Has Innovation Bottomed? Is It Cheap Yet?September 20, 2022
Innovation was the market darling thematic for many years leading up to COVID. The pandemic turbo-charged returns for innovation as the stay-at-home beneficiaries did phenomenally well. However, since the first quarter of 2021 innovation has struggled as a thematic strategy. It appears to us that innovation made a low in May and has been slowly regaining some ground.
For this exercise, we’ll use Bloomberg Factors. Within the investment factor group, R&D as a % sales is a great proxy for the most innovative companies. The way Bloomberg calculates performance is by taking a traditional factor approach where they construct their quintile-spreads and measure the performance of being long the first quintile (highest R&D/Sales) and short the lowest quintile (lowest R&D/Sales).
The current reading of the Bloomberg US R&D/Sales Quintile Spread is 6.47%, down 93% from just over 100 in February 2021. The entire outperformance from 2017 to 2021 has been reversed. And the good news is the quintile-spread bottomed on May 11, 2022.
Is valuation a concern here still? Well, we are dealing with high-flying companies with large secular growth rates. So, let’s compare the P/E of the Bloomberg R&D Leaders index to the trailing 15-years earnings growth rate. At 21.5x earnings, valuations seem rich on the surface. But let’s qualify the multiple with the earnings growth trend. Over the last 15-years, earnings have grown at a 12.58% compound annual rate. This translates into a P/E to earnings growth rate of 1.72x.
Doing the same exercise for the S&P 500 yields a P/E of 17.15x earnings and a 15-year compound growth rate in earnings of 6.82%. So, the P/E to earnings growth rate is 2.51x. Seen through this lens, innovation seems pretty cheap compared to historic earnings growth.
Innovative companies are long duration assets and as interest rates have risen, their performance has suffered. It appears, though, that after 15 months of compressing valuations, the valuation of highly innovative companies has found a low compared to the least innovative companies (think resources).

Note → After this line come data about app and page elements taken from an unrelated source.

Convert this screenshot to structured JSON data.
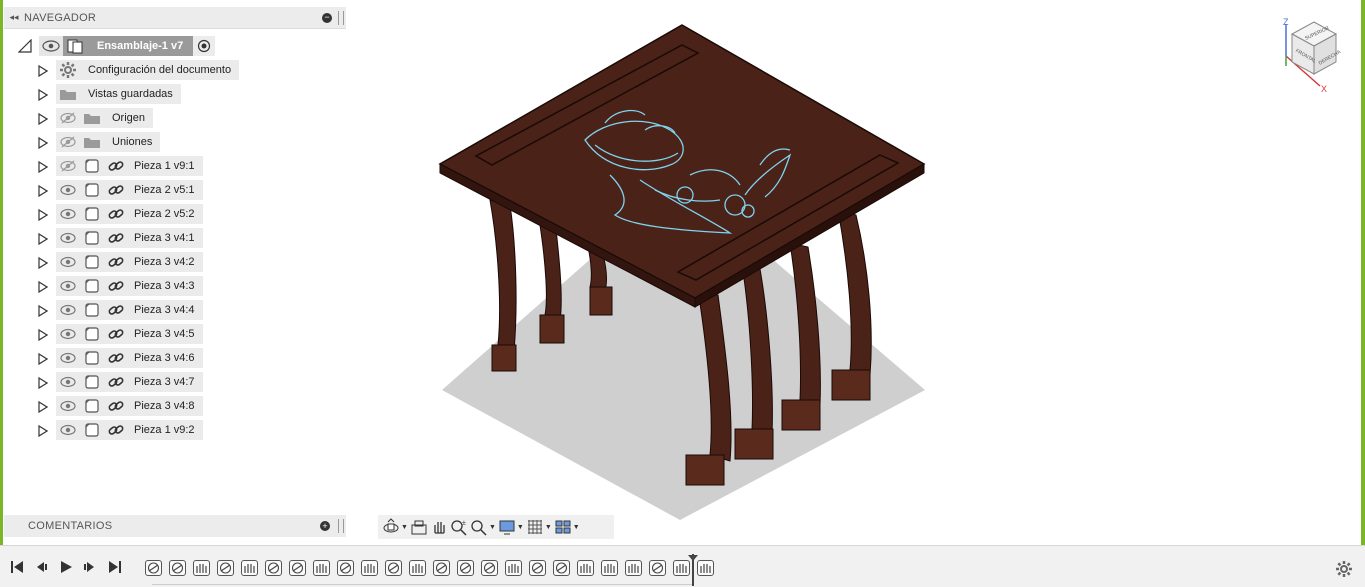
{
  "navigator": {
    "title": "NAVEGADOR",
    "root": {
      "label": "Ensamblaje-1 v7"
    },
    "items": [
      {
        "label": "Configuración del documento",
        "kind": "settings",
        "eye": "none"
      },
      {
        "label": "Vistas guardadas",
        "kind": "folder",
        "eye": "none"
      },
      {
        "label": "Origen",
        "kind": "folder",
        "eye": "hidden"
      },
      {
        "label": "Uniones",
        "kind": "folder",
        "eye": "hidden"
      },
      {
        "label": "Pieza 1 v9:1",
        "kind": "component",
        "eye": "hidden"
      },
      {
        "label": "Pieza 2 v5:1",
        "kind": "component",
        "eye": "visible"
      },
      {
        "label": "Pieza 2 v5:2",
        "kind": "component",
        "eye": "visible"
      },
      {
        "label": "Pieza 3 v4:1",
        "kind": "component",
        "eye": "visible"
      },
      {
        "label": "Pieza 3 v4:2",
        "kind": "component",
        "eye": "visible"
      },
      {
        "label": "Pieza 3 v4:3",
        "kind": "component",
        "eye": "visible"
      },
      {
        "label": "Pieza 3 v4:4",
        "kind": "component",
        "eye": "visible"
      },
      {
        "label": "Pieza 3 v4:5",
        "kind": "component",
        "eye": "visible"
      },
      {
        "label": "Pieza 3 v4:6",
        "kind": "component",
        "eye": "visible"
      },
      {
        "label": "Pieza 3 v4:7",
        "kind": "component",
        "eye": "visible"
      },
      {
        "label": "Pieza 3 v4:8",
        "kind": "component",
        "eye": "visible"
      },
      {
        "label": "Pieza 1 v9:2",
        "kind": "component",
        "eye": "visible"
      }
    ]
  },
  "comments": {
    "title": "COMENTARIOS"
  },
  "viewcube": {
    "top_label": "SUPERIOR",
    "front_label": "FRONTAL",
    "right_label": "DERECHA",
    "axis_z": "Z",
    "axis_x": "X"
  },
  "navbar": {
    "tools": [
      "orbit-icon",
      "look-at-icon",
      "pan-icon",
      "zoom-icon",
      "fit-icon",
      "display-icon",
      "grid-icon",
      "viewports-icon"
    ]
  },
  "timeline": {
    "features": [
      "joint",
      "joint",
      "rigid",
      "joint",
      "rigid",
      "joint",
      "joint",
      "rigid",
      "joint",
      "rigid",
      "joint",
      "rigid",
      "joint",
      "joint",
      "joint",
      "rigid",
      "joint",
      "joint",
      "rigid",
      "rigid",
      "rigid",
      "joint",
      "rigid",
      "rigid"
    ]
  },
  "colors": {
    "accent_green": "#7ab52a",
    "wood": "#4a2218",
    "engraving": "#7fd4f0",
    "shadow": "#cfcfcf"
  }
}
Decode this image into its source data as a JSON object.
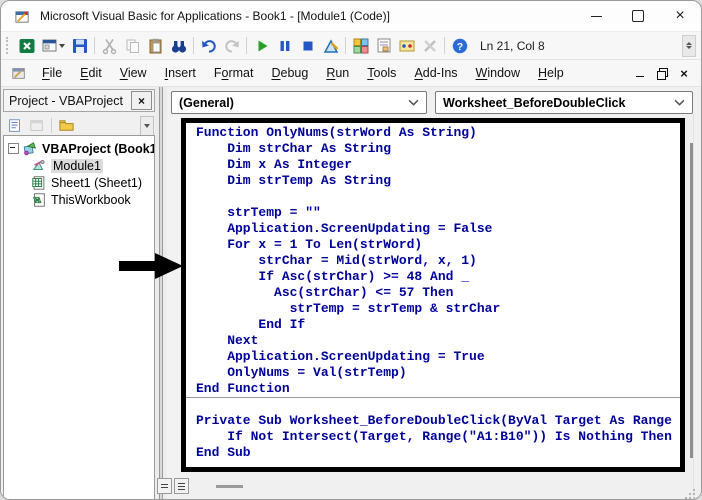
{
  "window": {
    "title": "Microsoft Visual Basic for Applications - Book1 - [Module1 (Code)]"
  },
  "toolbar": {
    "position_label": "Ln 21, Col 8",
    "icons": [
      {
        "name": "view-microsoft-excel-icon"
      },
      {
        "name": "insert-userform-icon",
        "caret": true
      },
      {
        "name": "save-icon"
      },
      {
        "name": "cut-icon",
        "disabled": true,
        "sep_before": true
      },
      {
        "name": "copy-icon",
        "disabled": true
      },
      {
        "name": "paste-icon"
      },
      {
        "name": "find-icon"
      },
      {
        "name": "undo-icon",
        "sep_before": true
      },
      {
        "name": "redo-icon",
        "disabled": true
      },
      {
        "name": "run-icon",
        "sep_before": true
      },
      {
        "name": "break-icon"
      },
      {
        "name": "reset-icon"
      },
      {
        "name": "design-mode-icon"
      },
      {
        "name": "project-explorer-icon",
        "sep_before": true
      },
      {
        "name": "properties-window-icon"
      },
      {
        "name": "object-browser-icon"
      },
      {
        "name": "toolbox-icon",
        "disabled": true
      },
      {
        "name": "help-icon",
        "sep_before": true
      }
    ]
  },
  "menubar": {
    "items": [
      {
        "label": "File",
        "u": 0
      },
      {
        "label": "Edit",
        "u": 0
      },
      {
        "label": "View",
        "u": 0
      },
      {
        "label": "Insert",
        "u": 0
      },
      {
        "label": "Format",
        "u": 1
      },
      {
        "label": "Debug",
        "u": 0
      },
      {
        "label": "Run",
        "u": 0
      },
      {
        "label": "Tools",
        "u": 0
      },
      {
        "label": "Add-Ins",
        "u": 0
      },
      {
        "label": "Window",
        "u": 0
      },
      {
        "label": "Help",
        "u": 0
      }
    ]
  },
  "project_panel": {
    "title": "Project - VBAProject",
    "tree": {
      "root": {
        "label": "VBAProject (Book1",
        "icon": "project-icon"
      },
      "items": [
        {
          "label": "Module1",
          "icon": "module-icon",
          "selected": true
        },
        {
          "label": "Sheet1 (Sheet1)",
          "icon": "sheet-icon"
        },
        {
          "label": "ThisWorkbook",
          "icon": "workbook-icon"
        }
      ]
    }
  },
  "code_window": {
    "object_dropdown": "(General)",
    "procedure_dropdown": "Worksheet_BeforeDoubleClick",
    "code_color": "#00009B",
    "separator_line_index": 17,
    "code_lines": [
      "Function OnlyNums(strWord As String)",
      "    Dim strChar As String",
      "    Dim x As Integer",
      "    Dim strTemp As String",
      "",
      "    strTemp = \"\"",
      "    Application.ScreenUpdating = False",
      "    For x = 1 To Len(strWord)",
      "        strChar = Mid(strWord, x, 1)",
      "        If Asc(strChar) >= 48 And _",
      "          Asc(strChar) <= 57 Then",
      "            strTemp = strTemp & strChar",
      "        End If",
      "    Next",
      "    Application.ScreenUpdating = True",
      "    OnlyNums = Val(strTemp)",
      "End Function",
      "",
      "Private Sub Worksheet_BeforeDoubleClick(ByVal Target As Range",
      "    If Not Intersect(Target, Range(\"A1:B10\")) Is Nothing Then",
      "End Sub"
    ]
  }
}
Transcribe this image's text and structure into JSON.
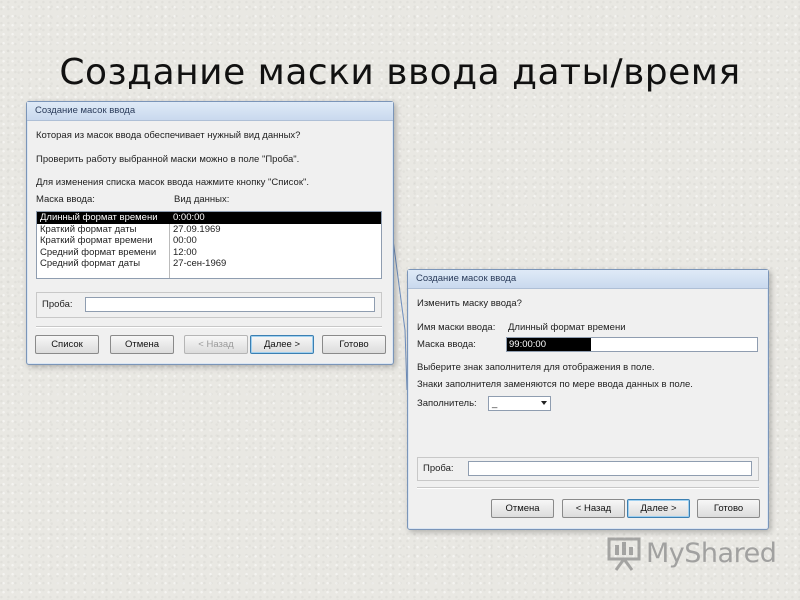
{
  "slide": {
    "title": "Создание маски ввода даты/время"
  },
  "dialog1": {
    "title": "Создание масок ввода",
    "line1": "Которая из масок ввода обеспечивает нужный вид данных?",
    "line2": "Проверить работу выбранной маски можно в поле \"Проба\".",
    "line3": "Для изменения списка масок ввода нажмите кнопку \"Список\".",
    "col_mask": "Маска ввода:",
    "col_data": "Вид данных:",
    "rows": [
      {
        "mask": "Длинный формат времени",
        "data": "0:00:00",
        "selected": true
      },
      {
        "mask": "Краткий формат даты",
        "data": "27.09.1969"
      },
      {
        "mask": "Краткий формат времени",
        "data": "00:00"
      },
      {
        "mask": "Средний формат времени",
        "data": "12:00"
      },
      {
        "mask": "Средний формат даты",
        "data": "27-сен-1969"
      }
    ],
    "test_label": "Проба:",
    "test_value": "",
    "buttons": {
      "list": "Список",
      "cancel": "Отмена",
      "back": "< Назад",
      "next": "Далее >",
      "finish": "Готово"
    }
  },
  "dialog2": {
    "title": "Создание масок ввода",
    "question": "Изменить маску ввода?",
    "mask_name_label": "Имя маски ввода:",
    "mask_name_value": "Длинный формат времени",
    "mask_label": "Маска ввода:",
    "mask_value": "99:00:00",
    "hint1": "Выберите знак заполнителя для отображения в поле.",
    "hint2": "Знаки заполнителя заменяются по мере ввода данных в поле.",
    "placeholder_label": "Заполнитель:",
    "placeholder_value": "_",
    "test_label": "Проба:",
    "test_value": "",
    "buttons": {
      "cancel": "Отмена",
      "back": "< Назад",
      "next": "Далее >",
      "finish": "Готово"
    }
  },
  "watermark": {
    "text": "MyShared"
  },
  "colors": {
    "title_bar": "#c9d9ee",
    "selection": "#000000",
    "accent": "#3c7fb1"
  }
}
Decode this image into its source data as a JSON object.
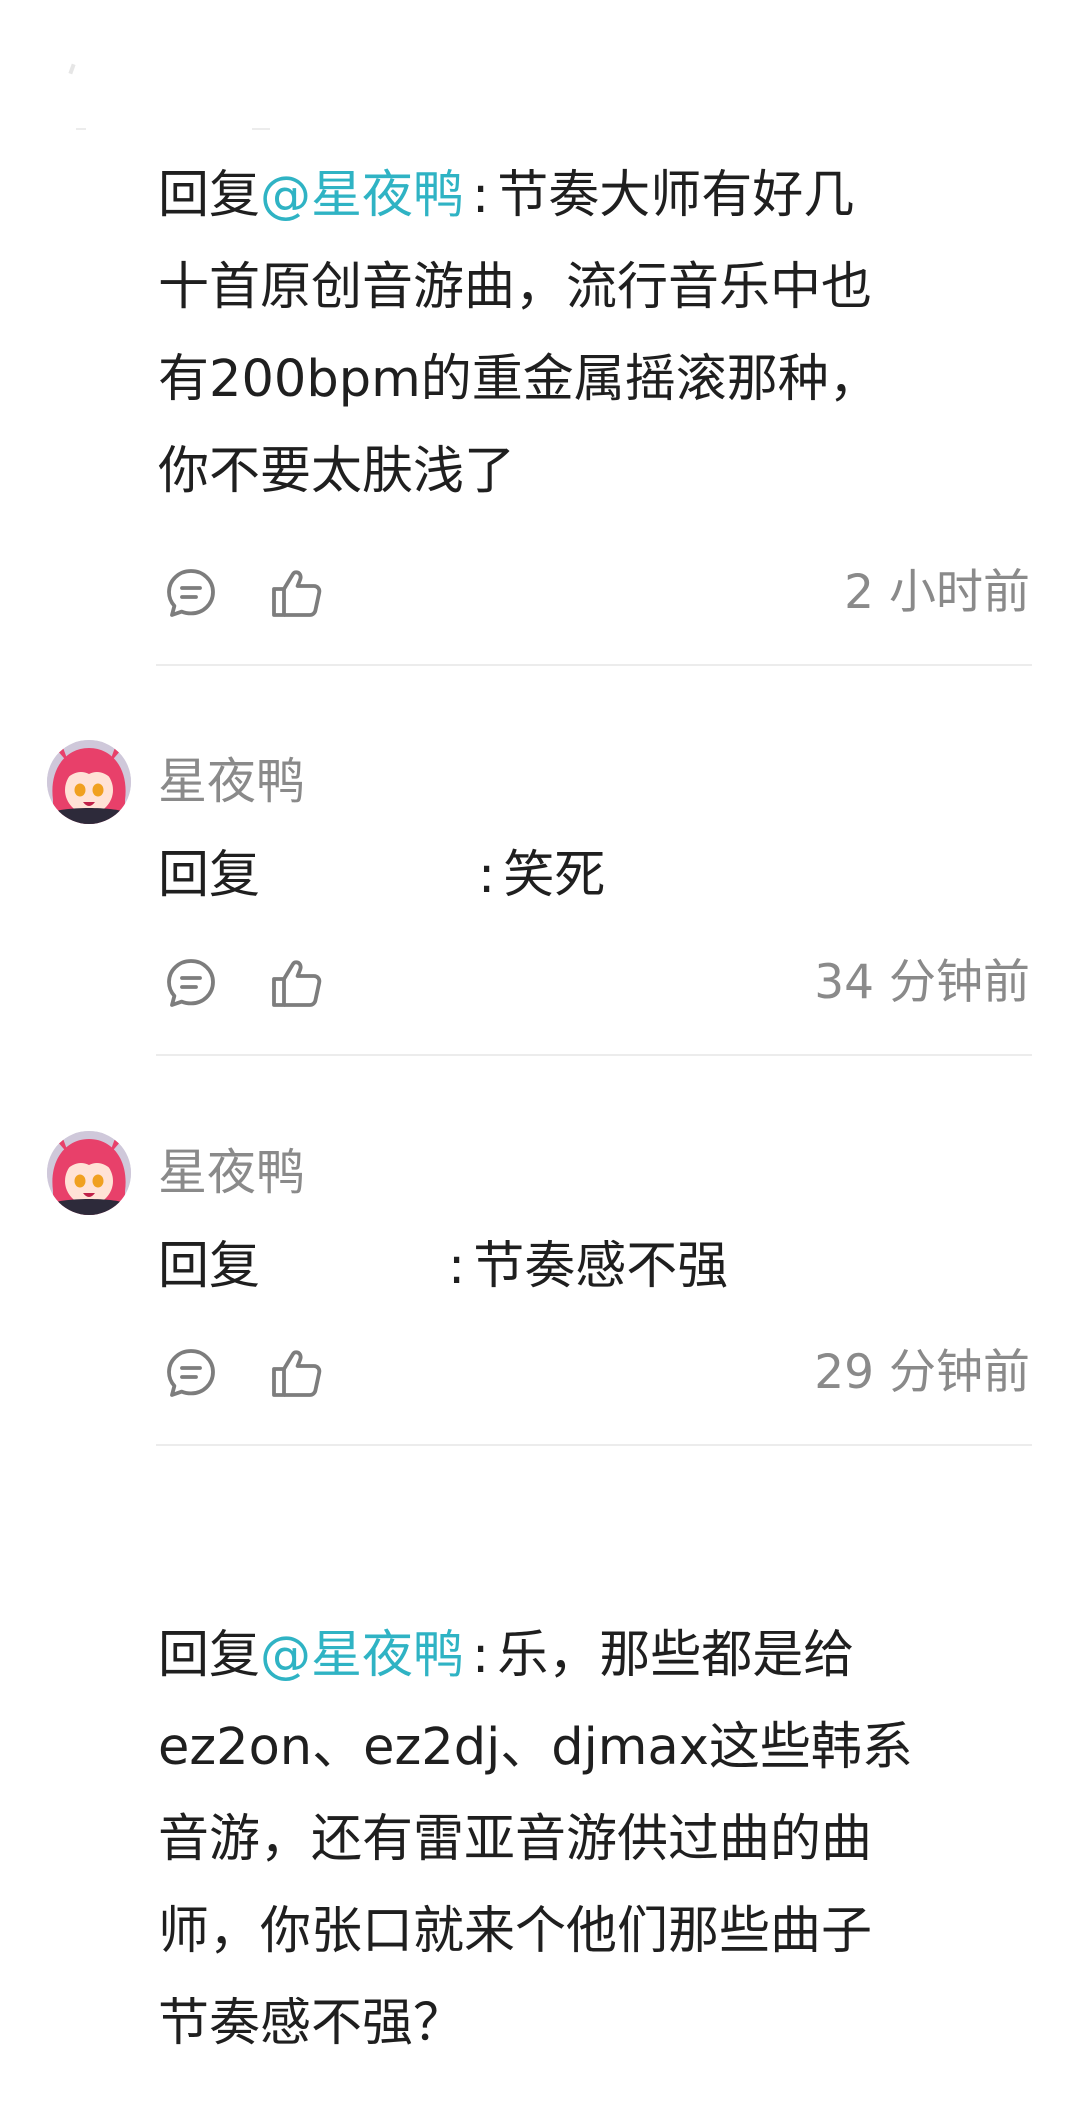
{
  "comments": [
    {
      "username": "",
      "reply_prefix": "回复",
      "mention": "@星夜鸭",
      "colon": ":",
      "lines": [
        "节奏大师有好几",
        "十首原创音游曲，流行音乐中也",
        "有200bpm的重金属摇滚那种，",
        "你不要太肤浅了"
      ],
      "time": "2 小时前"
    },
    {
      "username": "星夜鸭",
      "reply_prefix": "回复",
      "colon": ":",
      "body": "笑死",
      "time": "34 分钟前"
    },
    {
      "username": "星夜鸭",
      "reply_prefix": "回复",
      "colon": ":",
      "body": "节奏感不强",
      "time": "29 分钟前"
    },
    {
      "reply_prefix": "回复",
      "mention": "@星夜鸭",
      "colon": ":",
      "lines": [
        "乐，那些都是给",
        "ez2on、ez2dj、djmax这些韩系",
        "音游，还有雷亚音游供过曲的曲",
        "师，你张口就来个他们那些曲子",
        "节奏感不强？"
      ]
    }
  ],
  "icons": {
    "reply": "comment-bubble-icon",
    "like": "thumbs-up-icon",
    "avatar": "anime-avatar"
  },
  "colors": {
    "mention": "#2fb3c4",
    "meta": "#8a8a8a",
    "text": "#1f1f1f",
    "divider": "#ececec"
  }
}
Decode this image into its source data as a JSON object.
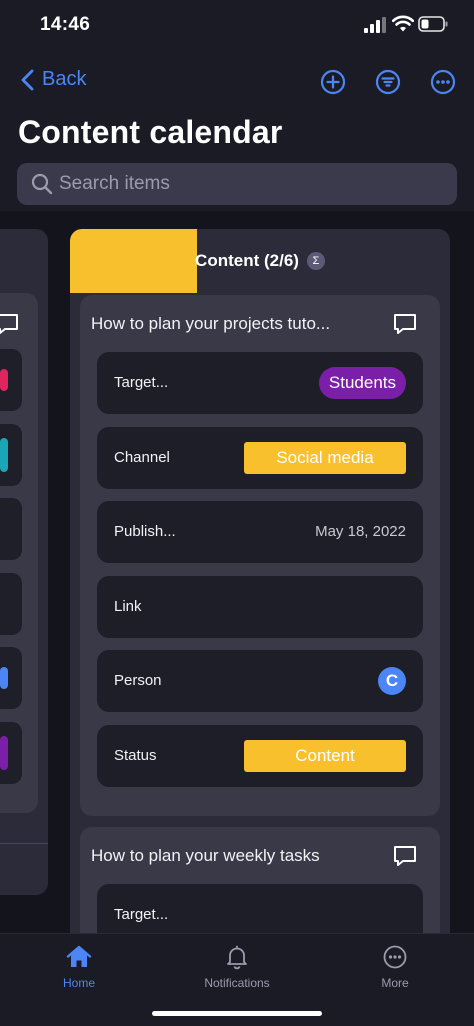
{
  "status_bar": {
    "time": "14:46"
  },
  "nav": {
    "back_label": "Back"
  },
  "page": {
    "title": "Content calendar"
  },
  "search": {
    "placeholder": "Search items"
  },
  "board": {
    "column": {
      "title": "Content (2/6)",
      "sigma": "Σ",
      "progress_fraction": 0.333
    },
    "cards": [
      {
        "title": "How to plan your projects tuto...",
        "fields": [
          {
            "label": "Target...",
            "value": "Students"
          },
          {
            "label": "Channel",
            "value": "Social media"
          },
          {
            "label": "Publish...",
            "value": "May 18, 2022"
          },
          {
            "label": "Link",
            "value": ""
          },
          {
            "label": "Person",
            "value": "C"
          },
          {
            "label": "Status",
            "value": "Content"
          }
        ]
      },
      {
        "title": "How to plan your weekly tasks",
        "fields": [
          {
            "label": "Target...",
            "value": ""
          }
        ]
      }
    ]
  },
  "tabs": [
    {
      "label": "Home",
      "active": true
    },
    {
      "label": "Notifications",
      "active": false
    },
    {
      "label": "More",
      "active": false
    }
  ],
  "colors": {
    "accent": "#4c86f5",
    "yellow": "#f8c02c",
    "purple": "#7c1fa8",
    "background": "#1b1b26"
  }
}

Why don’t investors seem to recognize the value opportunity in highly innovative companies? It is a behavioral bias that results from the dearth of information about innovative companies. When, in 1974 FASB issued SFAS #2, it basically robbed generations of investors of important information regarding corporate innovation activities. The result is clumsy price discovery by investors. P/E-to-growth rate used to be a common valuation metric but seems to have faded in recent times. Perhaps investors should take another look at highly innovative companies from this perspective because it reveals a group of companies that are selling at a 31% (2.51-1.72/2.51) discount to the S&P 500. Innovation appears to have bottomed and looks cheap.